“Quitting smoking improves health immediately and over the long term,” Health Education Supervisor Janelle Messer said. “The Health Department uses the Great American Smokeout as a day to show our support for people who take those first steps towards making a plan to quit.”
Cigarette smoking is the single largest preventable cause of death and illness in the world. In fact, smoking cigarettes kills more Americans than alcohol, car accidents, HIV, guns and illegal drugs combined.
Smoking not only causes cancer. It damages nearly every organ in the body including the lungs, heart, blood vessels, reproductive organs, mouth, skin, eyes and bones.
Addiction to nicotine in cigarettes is one of the strongest and deadliest addictions one can have. Cigarette smoking rates have remained consistent over the past four years (22 percent in 2015 and 22.3 percent in 2018). Each year, approximately 50 percent of smokers try to quit, and only 7 percent succeed.
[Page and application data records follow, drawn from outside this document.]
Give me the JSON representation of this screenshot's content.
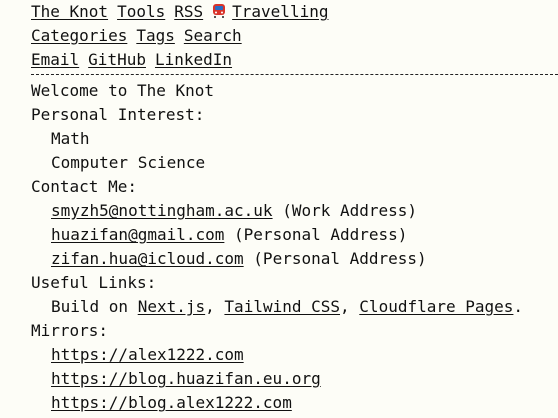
{
  "nav": {
    "row1": {
      "home": "The Knot",
      "tools": "Tools",
      "rss": "RSS",
      "travelling": "Travelling",
      "travelling_icon": "train-icon"
    },
    "row2": {
      "categories": "Categories",
      "tags": "Tags",
      "search": "Search"
    },
    "row3": {
      "email": "Email",
      "github": "GitHub",
      "linkedin": "LinkedIn"
    }
  },
  "content": {
    "welcome": "Welcome to The Knot",
    "interest_heading": "Personal Interest:",
    "interests": [
      "Math",
      "Computer Science"
    ],
    "contact_heading": "Contact Me:",
    "contacts": [
      {
        "email": "smyzh5@nottingham.ac.uk",
        "note": "(Work Address)"
      },
      {
        "email": "huazifan@gmail.com",
        "note": "(Personal Address)"
      },
      {
        "email": "zifan.hua@icloud.com",
        "note": "(Personal Address)"
      }
    ],
    "links_heading": "Useful Links:",
    "build": {
      "prefix": "Build on",
      "tool1": "Next.js",
      "sep1": ",",
      "tool2": "Tailwind CSS",
      "sep2": ",",
      "tool3": "Cloudflare Pages",
      "end": "."
    },
    "mirrors_heading": "Mirrors:",
    "mirrors": [
      "https://alex1222.com",
      "https://blog.huazifan.eu.org",
      "https://blog.alex1222.com"
    ]
  },
  "colors": {
    "background": "#fdfdf7",
    "text": "#111111",
    "train_red": "#d9342b",
    "train_blue": "#2b6cc4"
  }
}
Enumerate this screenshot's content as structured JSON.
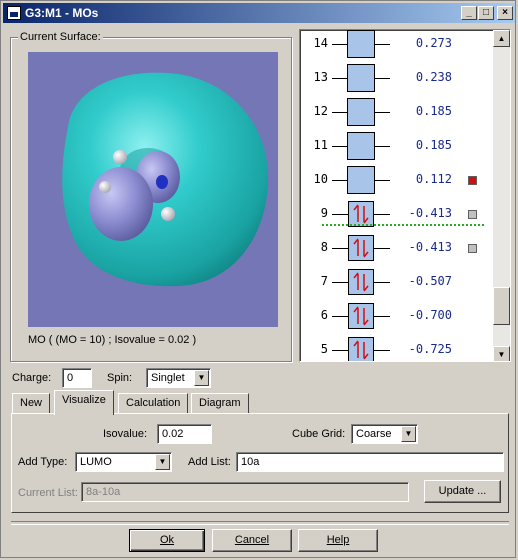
{
  "window": {
    "title": "G3:M1 - MOs",
    "controls": {
      "minimize": "_",
      "maximize": "□",
      "close": "×"
    }
  },
  "surface": {
    "group_label": "Current Surface:",
    "caption": "MO ( (MO = 10) ; Isovalue = 0.02 )",
    "background_color": "#7476b6",
    "isosurface_color": "#2ec4c4",
    "lobe_color": "#8a8ad0"
  },
  "orbitals": [
    {
      "number": "14",
      "energy": "0.273",
      "occupied": false,
      "marker": ""
    },
    {
      "number": "13",
      "energy": "0.238",
      "occupied": false,
      "marker": ""
    },
    {
      "number": "12",
      "energy": "0.185",
      "occupied": false,
      "marker": ""
    },
    {
      "number": "11",
      "energy": "0.185",
      "occupied": false,
      "marker": ""
    },
    {
      "number": "10",
      "energy": "0.112",
      "occupied": false,
      "marker": "red"
    },
    {
      "number": "9",
      "energy": "-0.413",
      "occupied": true,
      "marker": "gray"
    },
    {
      "number": "8",
      "energy": "-0.413",
      "occupied": true,
      "marker": "gray"
    },
    {
      "number": "7",
      "energy": "-0.507",
      "occupied": true,
      "marker": ""
    },
    {
      "number": "6",
      "energy": "-0.700",
      "occupied": true,
      "marker": ""
    },
    {
      "number": "5",
      "energy": "-0.725",
      "occupied": true,
      "marker": ""
    }
  ],
  "colors": {
    "selected_marker": "#d01010",
    "listed_marker": "#c0c0c0",
    "homo_lumo_separator": "#22b022",
    "electron_arrow": "#d01010",
    "energy_text": "#1a2a8a"
  },
  "controls": {
    "charge_label": "Charge:",
    "charge_value": "0",
    "spin_label": "Spin:",
    "spin_value": "Singlet"
  },
  "tabs": [
    {
      "label": "New",
      "active": false
    },
    {
      "label": "Visualize",
      "active": true
    },
    {
      "label": "Calculation",
      "active": false
    },
    {
      "label": "Diagram",
      "active": false
    }
  ],
  "visualize": {
    "isovalue_label": "Isovalue:",
    "isovalue_value": "0.02",
    "cube_grid_label": "Cube Grid:",
    "cube_grid_value": "Coarse",
    "add_type_label": "Add Type:",
    "add_type_value": "LUMO",
    "add_list_label": "Add List:",
    "add_list_value": "10a",
    "current_list_label": "Current List:",
    "current_list_value": "8a-10a",
    "update_button": "Update ..."
  },
  "footer": {
    "ok_button": "Ok",
    "cancel_button": "Cancel",
    "help_button": "Help"
  }
}
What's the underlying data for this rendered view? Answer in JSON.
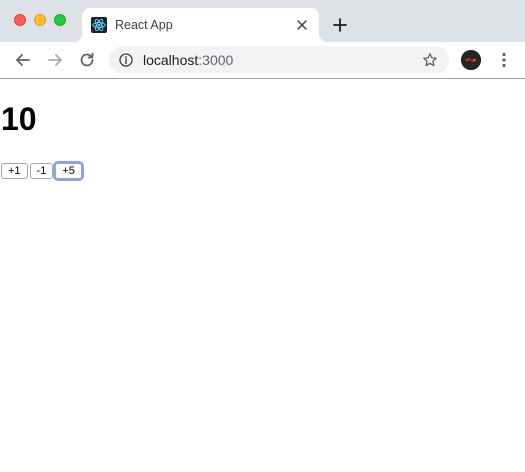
{
  "browser": {
    "tab": {
      "title": "React App",
      "favicon": "react-atom-icon",
      "favicon_color": "#61dafb"
    },
    "url": {
      "host": "localhost",
      "port": ":3000"
    },
    "icons": {
      "back": "arrow-left-icon",
      "forward": "arrow-right-icon",
      "reload": "reload-icon",
      "info": "info-icon",
      "bookmark": "star-icon",
      "menu": "three-dots-icon",
      "new_tab": "plus-icon",
      "close_tab": "close-icon"
    }
  },
  "page": {
    "count": "10",
    "buttons": [
      {
        "label": "+1"
      },
      {
        "label": "-1"
      },
      {
        "label": "+5",
        "focused": true
      }
    ],
    "colors": {
      "focus_ring": "#7fa6f2"
    }
  }
}
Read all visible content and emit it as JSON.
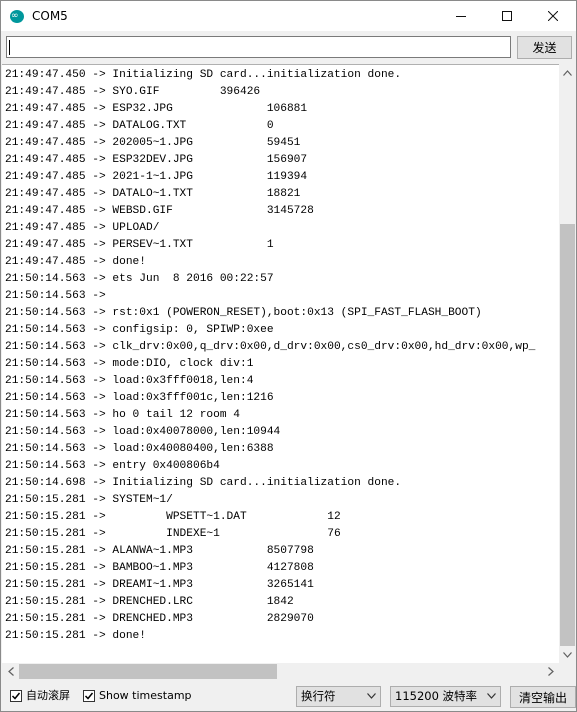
{
  "window": {
    "title": "COM5"
  },
  "input": {
    "value": "",
    "send_label": "发送"
  },
  "output_lines": [
    "21:49:47.450 -> Initializing SD card...initialization done.",
    "21:49:47.485 -> SYO.GIF         396426",
    "21:49:47.485 -> ESP32.JPG              106881",
    "21:49:47.485 -> DATALOG.TXT            0",
    "21:49:47.485 -> 202005~1.JPG           59451",
    "21:49:47.485 -> ESP32DEV.JPG           156907",
    "21:49:47.485 -> 2021-1~1.JPG           119394",
    "21:49:47.485 -> DATALO~1.TXT           18821",
    "21:49:47.485 -> WEBSD.GIF              3145728",
    "21:49:47.485 -> UPLOAD/",
    "21:49:47.485 -> PERSEV~1.TXT           1",
    "21:49:47.485 -> done!",
    "21:50:14.563 -> ets Jun  8 2016 00:22:57",
    "21:50:14.563 -> ",
    "21:50:14.563 -> rst:0x1 (POWERON_RESET),boot:0x13 (SPI_FAST_FLASH_BOOT)",
    "21:50:14.563 -> configsip: 0, SPIWP:0xee",
    "21:50:14.563 -> clk_drv:0x00,q_drv:0x00,d_drv:0x00,cs0_drv:0x00,hd_drv:0x00,wp_",
    "21:50:14.563 -> mode:DIO, clock div:1",
    "21:50:14.563 -> load:0x3fff0018,len:4",
    "21:50:14.563 -> load:0x3fff001c,len:1216",
    "21:50:14.563 -> ho 0 tail 12 room 4",
    "21:50:14.563 -> load:0x40078000,len:10944",
    "21:50:14.563 -> load:0x40080400,len:6388",
    "21:50:14.563 -> entry 0x400806b4",
    "21:50:14.698 -> Initializing SD card...initialization done.",
    "21:50:15.281 -> SYSTEM~1/",
    "21:50:15.281 ->         WPSETT~1.DAT            12",
    "21:50:15.281 ->         INDEXE~1                76",
    "21:50:15.281 -> ALANWA~1.MP3           8507798",
    "21:50:15.281 -> BAMBOO~1.MP3           4127808",
    "21:50:15.281 -> DREAMI~1.MP3           3265141",
    "21:50:15.281 -> DRENCHED.LRC           1842",
    "21:50:15.281 -> DRENCHED.MP3           2829070",
    "21:50:15.281 -> done!"
  ],
  "footer": {
    "autoscroll_label": "自动滚屏",
    "autoscroll_checked": true,
    "timestamp_label": "Show timestamp",
    "timestamp_checked": true,
    "line_ending": "换行符",
    "baud_rate": "115200 波特率",
    "clear_label": "清空输出"
  },
  "colors": {
    "app_icon": "#00979c",
    "scroll_thumb": "#c2c2c2"
  }
}
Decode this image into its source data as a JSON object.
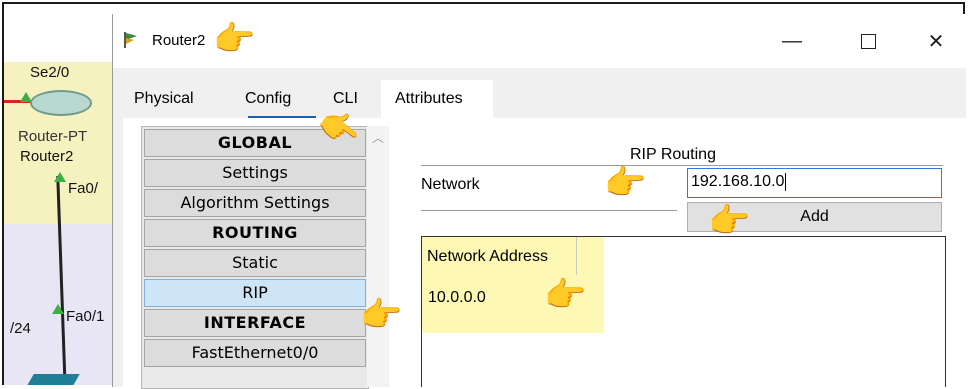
{
  "workspace": {
    "port_se": "Se2/0",
    "router_name": "Router-PT",
    "router_label": "Router2",
    "port_fa0_top": "Fa0/",
    "subnet_fragment": "/24",
    "port_fa0_bottom": "Fa0/1"
  },
  "window": {
    "title": "Router2",
    "minimize": "—",
    "close": "✕"
  },
  "tabs": [
    {
      "label": "Physical"
    },
    {
      "label": "Config"
    },
    {
      "label": "CLI"
    },
    {
      "label": "Attributes"
    }
  ],
  "nav": {
    "items": [
      {
        "label": "GLOBAL",
        "type": "header"
      },
      {
        "label": "Settings",
        "type": "item"
      },
      {
        "label": "Algorithm Settings",
        "type": "item"
      },
      {
        "label": "ROUTING",
        "type": "header"
      },
      {
        "label": "Static",
        "type": "item"
      },
      {
        "label": "RIP",
        "type": "item",
        "selected": true
      },
      {
        "label": "INTERFACE",
        "type": "header"
      },
      {
        "label": "FastEthernet0/0",
        "type": "item"
      }
    ]
  },
  "rip": {
    "title": "RIP Routing",
    "network_label": "Network",
    "network_value": "192.168.10.0",
    "add_label": "Add",
    "table_header": "Network Address",
    "rows": [
      "10.0.0.0"
    ]
  },
  "icons": {
    "pointer": "👉"
  },
  "colors": {
    "highlight": "#fdf8b4",
    "selected": "#cde5f7",
    "input_border": "#2f7ad8"
  }
}
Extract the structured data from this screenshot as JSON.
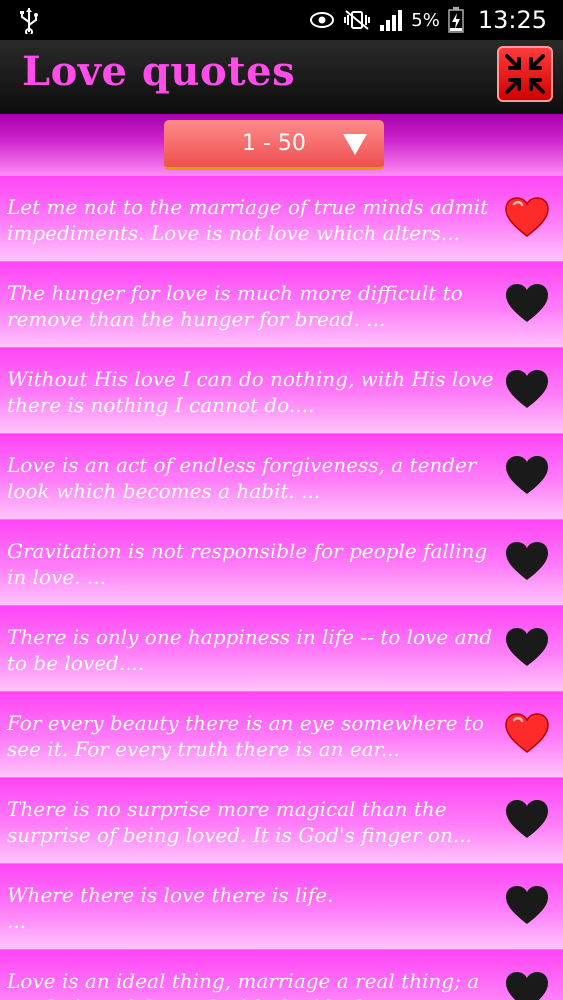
{
  "status_bar": {
    "battery_percent": "5%",
    "time": "13:25"
  },
  "app": {
    "title": "Love quotes"
  },
  "filter": {
    "range_label": "1 - 50"
  },
  "colors": {
    "title_pink": "#ff4dea",
    "row_pink": "#ff44f6",
    "heart_favorite": "#ff2a2a",
    "heart_default": "#1a1a1a"
  },
  "quotes": [
    {
      "text": "Let me not to the marriage of true minds admit\nimpediments. Love is not love which alters...",
      "favorite": true
    },
    {
      "text": "The hunger for love is much more difficult to\nremove than the hunger for bread. ...",
      "favorite": false
    },
    {
      "text": "Without His love I can do nothing, with His love\nthere is nothing I cannot do....",
      "favorite": false
    },
    {
      "text": "Love is an act of endless forgiveness, a tender\nlook which becomes a habit. ...",
      "favorite": false
    },
    {
      "text": "Gravitation is not responsible for people falling\nin love. ...",
      "favorite": false
    },
    {
      "text": "There is only one happiness in life -- to love and\nto be loved....",
      "favorite": false
    },
    {
      "text": "For every beauty there is an eye somewhere to\nsee it. For every truth there is an ear...",
      "favorite": true
    },
    {
      "text": "There is no surprise more magical than the\nsurprise of being loved. It is God's finger on...",
      "favorite": false
    },
    {
      "text": "Where there is love there is life.\n...",
      "favorite": false
    },
    {
      "text": "Love is an ideal thing, marriage a real thing; a\nconfusion of the real with the ideal never...",
      "favorite": false
    }
  ]
}
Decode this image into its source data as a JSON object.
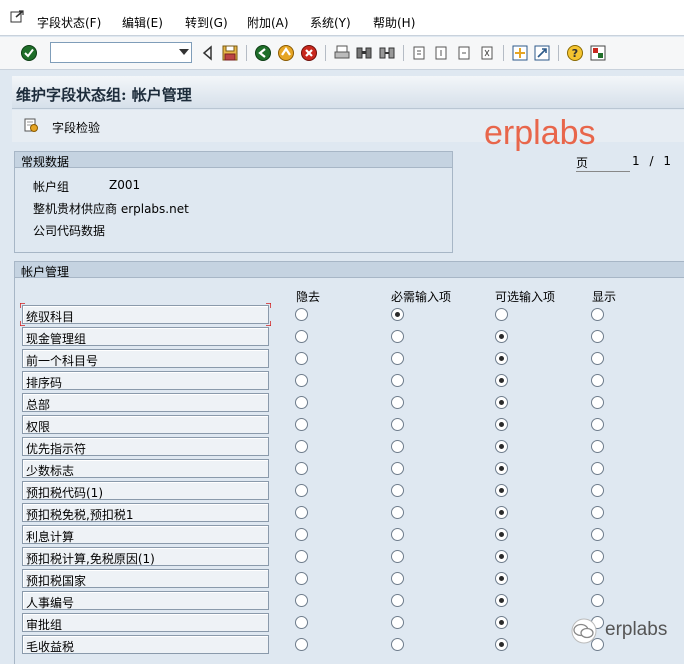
{
  "menu": {
    "items": [
      "字段状态(F)",
      "编辑(E)",
      "转到(G)",
      "附加(A)",
      "系统(Y)",
      "帮助(H)"
    ]
  },
  "toolbar": {
    "command_value": ""
  },
  "title": "维护字段状态组: 帐户管理",
  "app_toolbar": {
    "field_check_label": "字段检验"
  },
  "watermark": {
    "top": "erplabs",
    "bottom": "erplabs"
  },
  "page": {
    "label": "页",
    "current": "1",
    "separator": "/",
    "total": "1"
  },
  "general": {
    "title": "常规数据",
    "account_group_label": "帐户组",
    "account_group_value": "Z001",
    "description": "整机贵材供应商 erplabs.net",
    "company_code_data": "公司代码数据"
  },
  "account_mgmt": {
    "title": "帐户管理",
    "columns": [
      "隐去",
      "必需输入项",
      "可选输入项",
      "显示"
    ],
    "rows": [
      {
        "label": "统驭科目",
        "selected": 1
      },
      {
        "label": "现金管理组",
        "selected": 2
      },
      {
        "label": "前一个科目号",
        "selected": 2
      },
      {
        "label": "排序码",
        "selected": 2
      },
      {
        "label": "总部",
        "selected": 2
      },
      {
        "label": "权限",
        "selected": 2
      },
      {
        "label": "优先指示符",
        "selected": 2
      },
      {
        "label": "少数标志",
        "selected": 2
      },
      {
        "label": "预扣税代码(1)",
        "selected": 2
      },
      {
        "label": "预扣税免税,预扣税1",
        "selected": 2
      },
      {
        "label": "利息计算",
        "selected": 2
      },
      {
        "label": "预扣税计算,免税原因(1)",
        "selected": 2
      },
      {
        "label": "预扣税国家",
        "selected": 2
      },
      {
        "label": "人事编号",
        "selected": 2
      },
      {
        "label": "审批组",
        "selected": 2
      },
      {
        "label": "毛收益税",
        "selected": 2
      }
    ]
  }
}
An even greater percentage (68 percent) report being interested in quitting.
Quitting is hard. It takes commitment and starts with a plan, often takes more than one quit attempt and requires a lot of support. Getting help through counseling and/or prescription medications can double or triple the chances of quitting successfully. Support is also important. Smoking cessation programs, telephone quit lines, Nicotine Anonymous meetings, self-help materials, and smoking counselors or coaches can be a great help.
The Health Department has a trained tobacco treatment specialist on staff to meet with individuals or groups interested in tobacco cessation. Additionally, JCDPH promotes Quitline N.C., a resource that provides free cessation services to any North Carolina resident who needs help quitting tobacco use.
“The Health Department wants to support the people in our community in their journey to becoming healthy and happy,” Messer said. “During this year’s Great American Smokeout, we hope everyone will join in committing or recommitting to year-round, smoke-free lives.”
For questions about tobacco cessation, call Messer at 587-8238 or the Quitline N.C. at 1-800-QUIT-NOW.
The Jackson County Department of Public Health will host the first Restaurant Enrichment Meeting and Luncheon from 10 a.m. to 12:30 p.m. Tuesday, Dec. 17, at Southwestern Community College’s Burrell Building.
This meeting serves as an opportunity for restaurant owners and staff to connect with JCDPH environmental health staff, learn more about specific topics and network with each other.
The first meeting will include an open-ended Q&A session led by environmental health specialists from Jackson County and the N.C. Department of Health and Human Services. Staff from the N.C. Department of Agriculture will share a presentation on meat and poultry. Additionally, a representative from SCC’s Small Business Center will share information for restaurant owners.
For questions about the meeting, contact Environmental Health Program Coordinator Travis Monteith at 587-8246 or firstname.lastname@example.org. RSVP is requested; participants are encouraged to do so by calling 587-8250.